The Scottish Government have just surprised everyone – not least those who had already cancelled their upcoming island breaks – by announcing the isles will re-open to tourism alongside the mainland after all on April 26. Cross border travel too will re-open. It seems the desperation to get tourism going again has trumped Covid-concerns, as case numbers drop sharply and vaccination levels soar. Scotland’s treasure trove of over 800 islands – just under 100 inhabited – beckons, but where to start? I’ve spent the last 20 years as a travel writer scouring the isles and I’m often asked which is “best”. I answer that it’s more a question of which is best for you. Are you a foodie, an ornithologist or do you just crave a deserted beach? Handily the Hebrides also share remarkable walking, scenery and eye-popping sunsets, plus a genuinely friendly island welcome. Skye Best for foodies Yes, too many motorhomes will bundle across the Skye Bridge this year, but you’ll forget about them tucking into Michael Smith’s Michelin-starred wonders overlooking the water at Loch Bay in sleepy Stein. Smith’s old haunt, the legendary The Three Chimneys, may have lost its star, but mercurial young chef Scott Davies is busting a creative gut to get it back in this brilliantly reborn croft. You can stay over too, in calm contemporary rooms with loch views. In Skye’s south Isabella Macdonald is continuing her mother’s remarkable legacy – as hotelier, chef and food writer – at Kinloch Lodge with new head chef Jordan Webb in the kitchen. For simpler fare the Oyster Shed dishes up boat-fresh seafood; handily the Talisker whisky distillery shares the same village. Stay: Indulge in the old world luxury of Kinloch Lodge, a former hunting lodge with hill and loch views, plus timeless, velouté-smooth service. Eat: All of the above. If only one, it has to be the Michelin treat of Loch Bay. Coll Best for beaches
Rule 1.A of The Travel Writer’s Handbook: never start a story from your own front door. But I’m afraid I had little option. Under matte blue skies, flecked with the black squiggles of distant seagulls, my girlfriend, Alana, and I, hid the key under the plant pot and jumped on our bikes for the first time this spring.
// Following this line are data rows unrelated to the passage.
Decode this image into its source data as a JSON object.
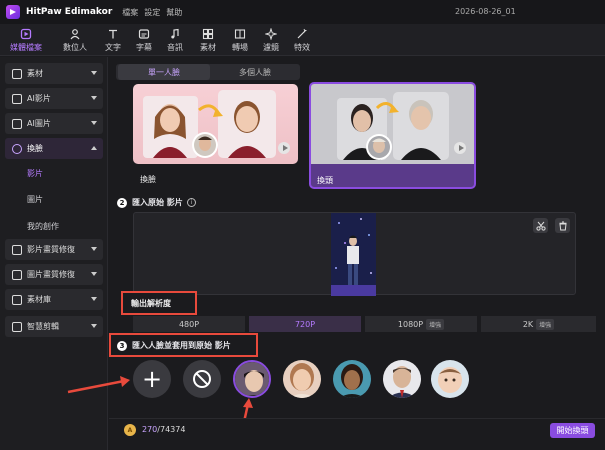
{
  "app": {
    "name": "HitPaw Edimakor",
    "menu": [
      "檔案",
      "設定",
      "幫助"
    ],
    "date_stamp": "2026-08-26_01"
  },
  "toolbar": [
    {
      "label": "媒體檔案",
      "icon": "media-icon",
      "active": true
    },
    {
      "label": "數位人",
      "icon": "digital-human-icon"
    },
    {
      "label": "文字",
      "icon": "text-icon"
    },
    {
      "label": "字幕",
      "icon": "subtitle-icon"
    },
    {
      "label": "音訊",
      "icon": "music-icon"
    },
    {
      "label": "素材",
      "icon": "material-icon"
    },
    {
      "label": "轉場",
      "icon": "transition-icon"
    },
    {
      "label": "濾鏡",
      "icon": "filter-icon"
    },
    {
      "label": "特效",
      "icon": "effects-icon"
    }
  ],
  "sidebar": {
    "items": [
      {
        "label": "素材"
      },
      {
        "label": "AI影片"
      },
      {
        "label": "AI圖片"
      },
      {
        "label": "換臉",
        "active": true
      },
      {
        "label": "影片畫質修復"
      },
      {
        "label": "圖片畫質修復"
      },
      {
        "label": "素材庫"
      },
      {
        "label": "智慧剪輯"
      }
    ],
    "sub_items": [
      {
        "label": "影片",
        "active": true
      },
      {
        "label": "圖片"
      },
      {
        "label": "我的創作"
      }
    ]
  },
  "tabs": [
    "單一人臉",
    "多個人臉"
  ],
  "modes": [
    {
      "label": "換臉",
      "selected": false
    },
    {
      "label": "換頭",
      "selected": true
    }
  ],
  "step2": {
    "number": "2",
    "title": "匯入原始 影片",
    "info": "i"
  },
  "output": {
    "title": "輸出解析度",
    "options": [
      {
        "label": "480P",
        "badge": ""
      },
      {
        "label": "720P",
        "badge": "",
        "active": true
      },
      {
        "label": "1080P",
        "badge": "增強"
      },
      {
        "label": "2K",
        "badge": "增強"
      }
    ]
  },
  "step3": {
    "number": "3",
    "title": "匯入人臉並套用到原始 影片"
  },
  "faces": {
    "add_symbol": "+",
    "items": [
      "face-1",
      "face-2",
      "face-3",
      "face-4",
      "face-5"
    ]
  },
  "footer": {
    "coin": "A",
    "credits_used": "270",
    "credits_total": "/74374",
    "start_label": "開始換頭"
  },
  "colors": {
    "accent": "#8a4ce0",
    "accent_text": "#b57bff",
    "annotation_red": "#e84a3c"
  }
}
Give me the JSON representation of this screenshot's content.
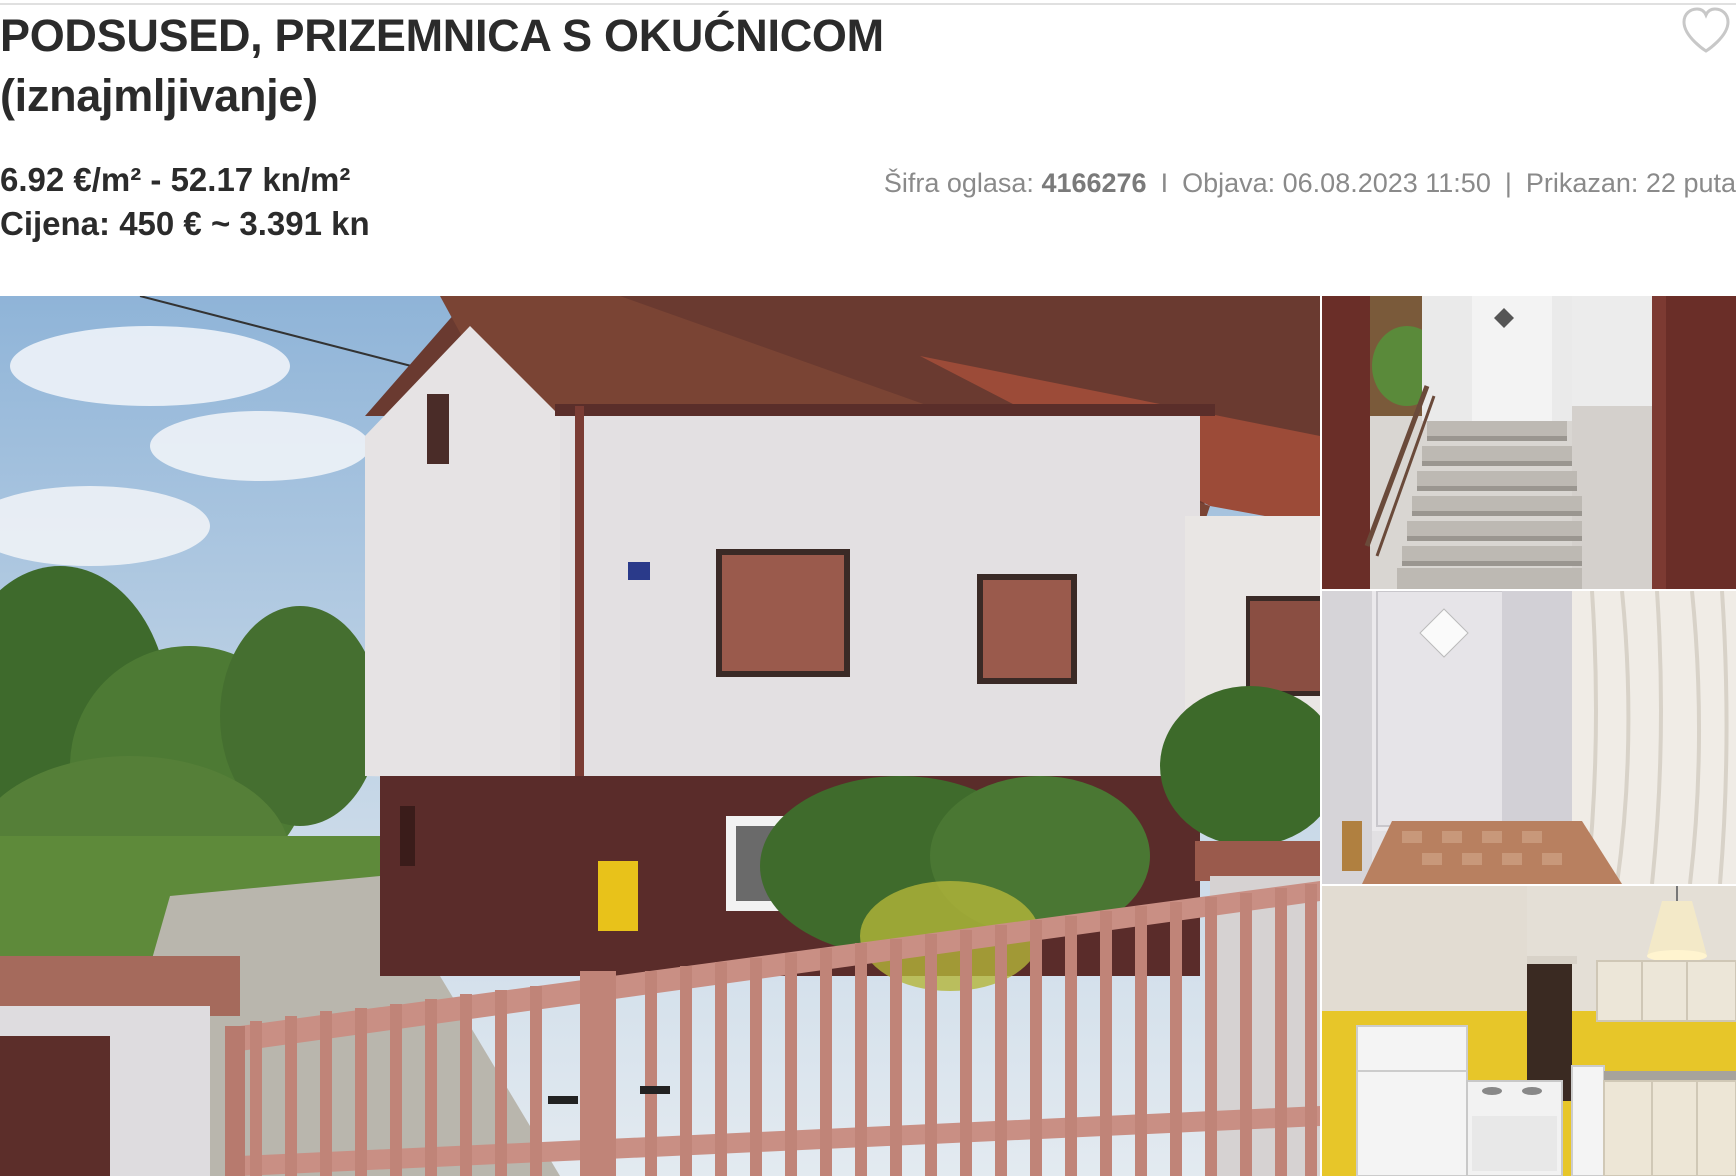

In trainers, shorts, Gore-Tex and gloves, it was just nice to be out of pyjamas.
‘I find it incredible that we don’t know what the rules will be if you want to travel to Greece on 17 May’ – Transport Select Committee chair Huw Merriman